Dr. Amuyunzu said the two levels of government were working on strategies that will address challenges stifling the industry by streamlining market channels to ensure cheaper feeds, shorter production period, and shorter supply chain and guaranteed market.
He noted that with good management, the poultry sector was the best for farmers given its resilient nature.
Heifer International Business Development Officer Mr. Nathaniel Otieno said the venture also aims at training poultry farmers on hatching and proper care of the birds.
Elsewhere, County Executive Committee Member for Agriculture Dr.Immaculate Maina said her department was promoting adoption of improved Kienyeji breed by poultry keepers.
She said the second batch of 3,800 improved Kienyeji chicks had been distributed to 24 women and youth groups in Kiratina area of Menengai East Ward, within Nakuru East Sub-County.
250 farmers in Kiratina received the first batch of 7,600 improved Kienyeji chicks which Dr. Maina said require no special care and can be fed just like other indigenous chicken, hence low cost of production.
The chicks she noted are improved to endure diverse climatic conditions and are highly tolerant to common chicken diseases like new castle.
“The project has been fashioned to promote urban agriculture while ensuring the use of limited available space to feed the growing population in urban centers. Our ultimate goal is to achieve food security and nutrition as well as create employment.
We want to improve the livelihoods of Nakuru people mainly through women and youth. The project will enable them to take care of the needs of their families. It will also help them pay school fees for their children,” said the CEC.
To ensure that the small holder farmers realize optimum production, the county government has attached a veterinary and a livestock extension officer to the project who will equip the breeders with necessary technical advice such as how to feed the birds and administer vaccines.
Four farmer groups in Njoro Sub County had received 3,850 Kienyeji improved chicks, while in Naivasha Sub-County 1,900 chicks had been distributed to farmers in Biashara Ward.
The County government has also donated 5,100 chicks to various groups in parts of Nakuru West Sub-County. The devolved unit is targeting to distribute an additional 29,700 hens and cockerels within the next six months.

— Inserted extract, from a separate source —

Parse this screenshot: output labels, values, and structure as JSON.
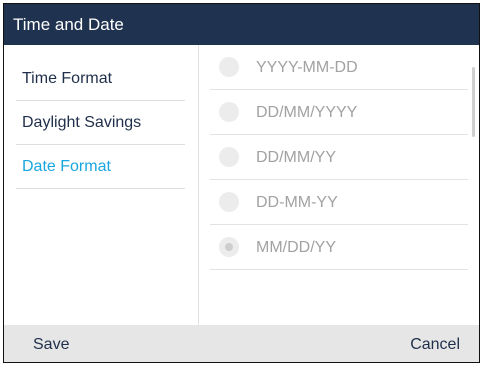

Dr. Maina said her department was also collaborating with Kenya Agricultural Livestock Research Organization (KALRO) in ensuring farmers got improved Kienyeji chicken breeds that were high yielding, fast maturing, easy to maintain and disease resistant that have the ability to lay 220-280 eggs in a year, double the yield capacity of ordinary indigenous chicken.
Depending on what the farmer wants, the bird can be managed to produce eggs or meat. When managed as a broiler with commercial feeds, it can achieve 1.5 kg in seven weeks, or after three weeks of brooding it can be managed on free range with minimal supplementary feeding and be ready for consumption or sale after 10 to 14 weeks, according the Agriculture CEC.

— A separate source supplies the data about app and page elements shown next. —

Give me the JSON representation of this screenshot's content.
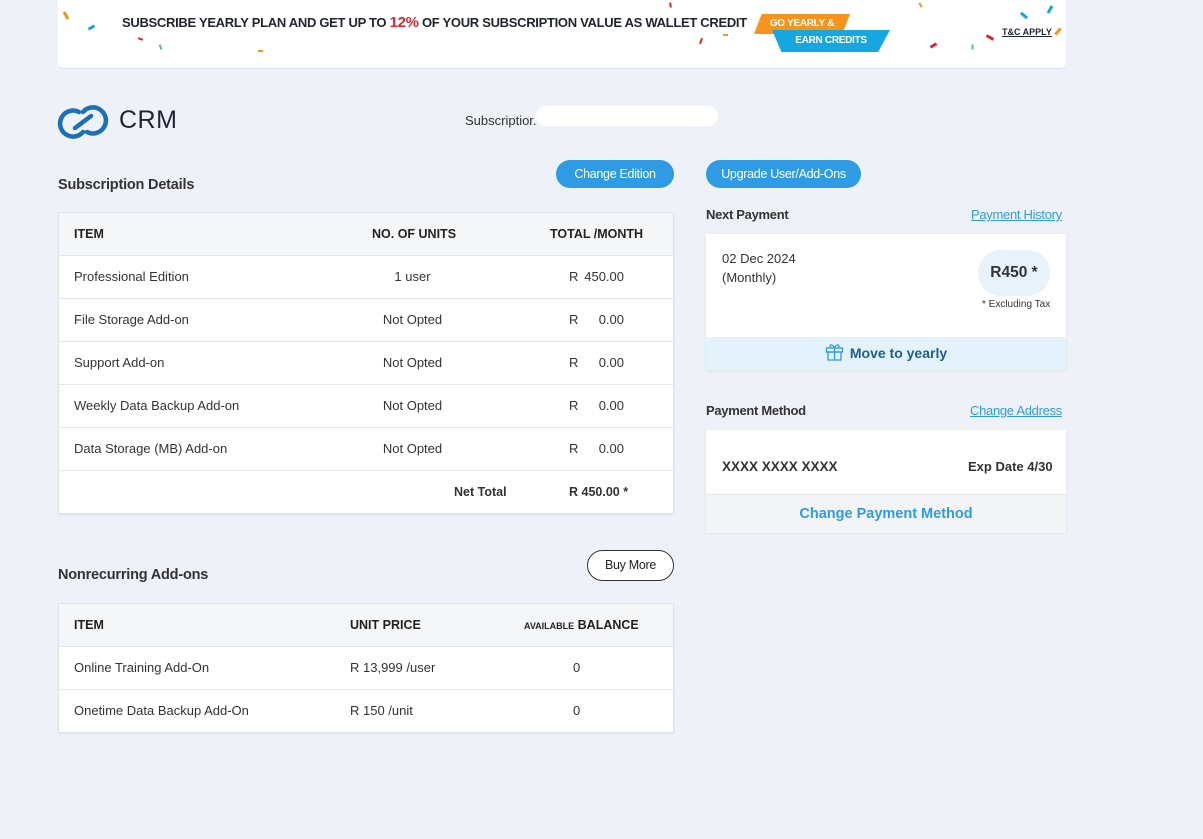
{
  "banner": {
    "text_before": "SUBSCRIBE YEARLY PLAN AND GET UP TO ",
    "percent": "12%",
    "text_after": " OF YOUR SUBSCRIPTION VALUE AS WALLET CREDIT",
    "promo_line1": "GO YEARLY &",
    "promo_line2": "EARN CREDITS",
    "terms": "T&C APPLY"
  },
  "header": {
    "product": "CRM",
    "subscription_label": "Subscriptior."
  },
  "subscription": {
    "title": "Subscription Details",
    "change_edition": "Change Edition",
    "upgrade": "Upgrade User/Add-Ons",
    "columns": [
      "ITEM",
      "NO. OF UNITS",
      "TOTAL /MONTH"
    ],
    "rows": [
      {
        "item": "Professional Edition",
        "units": "1 user",
        "currency": "R",
        "amount": "450.00"
      },
      {
        "item": "File Storage Add-on",
        "units": "Not Opted",
        "currency": "R",
        "amount": "0.00"
      },
      {
        "item": "Support Add-on",
        "units": "Not Opted",
        "currency": "R",
        "amount": "0.00"
      },
      {
        "item": "Weekly Data Backup Add-on",
        "units": "Not Opted",
        "currency": "R",
        "amount": "0.00"
      },
      {
        "item": "Data Storage (MB) Add-on",
        "units": "Not Opted",
        "currency": "R",
        "amount": "0.00"
      }
    ],
    "net_total_label": "Net Total",
    "net_total_value": "R 450.00 *"
  },
  "nonrecurring": {
    "title": "Nonrecurring Add-ons",
    "buy_more": "Buy More",
    "col_item": "ITEM",
    "col_unit_price": "UNIT PRICE",
    "col_available": "AVAILABLE",
    "col_balance": " BALANCE",
    "rows": [
      {
        "item": "Online Training Add-On",
        "price": "R 13,999 /user",
        "balance": "0"
      },
      {
        "item": "Onetime Data Backup Add-On",
        "price": "R 150 /unit",
        "balance": "0"
      }
    ]
  },
  "next_payment": {
    "label": "Next Payment",
    "history_link": "Payment History",
    "date": "02 Dec 2024",
    "cycle": "(Monthly)",
    "amount": "R450 *",
    "tax_note": "* Excluding Tax",
    "move_yearly": "Move to yearly"
  },
  "payment_method": {
    "label": "Payment Method",
    "change_address": "Change Address",
    "card_number": "XXXX XXXX XXXX",
    "expiry": "Exp Date 4/30",
    "change_method": "Change Payment Method"
  },
  "colors": {
    "accent": "#2f9be5",
    "banner_highlight": "#e2232a",
    "promo_orange": "#f7941d",
    "promo_blue": "#17a7e0"
  },
  "icons": [
    "crm-logo-icon",
    "gift-icon"
  ]
}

“KALRO has previously distributed about 1.5 million day old chicks to farmers in Nakuru. More than 700,000 farmers have been trained on basic disease control and management mechanisms and best practices in poultry farming.
The poultry sub-sector has the potential to transform Kenya’s economy and improve the well-being of Kenyans. Agriculture contributes 26 per cent of the Gross Domestic Product (GDP) directly and 27 per cent indirectly in Kenya, 30 percent of this comes from the poultry sub-sector. This is a big contribution to Kenya’s GDP,” said Dr. Maina.
The county had also trained and linked extension officers with poultry farmers as it continues to work out marketing channels for live birds and poultry products to avert exploitation by brokers.
By Anne Mwale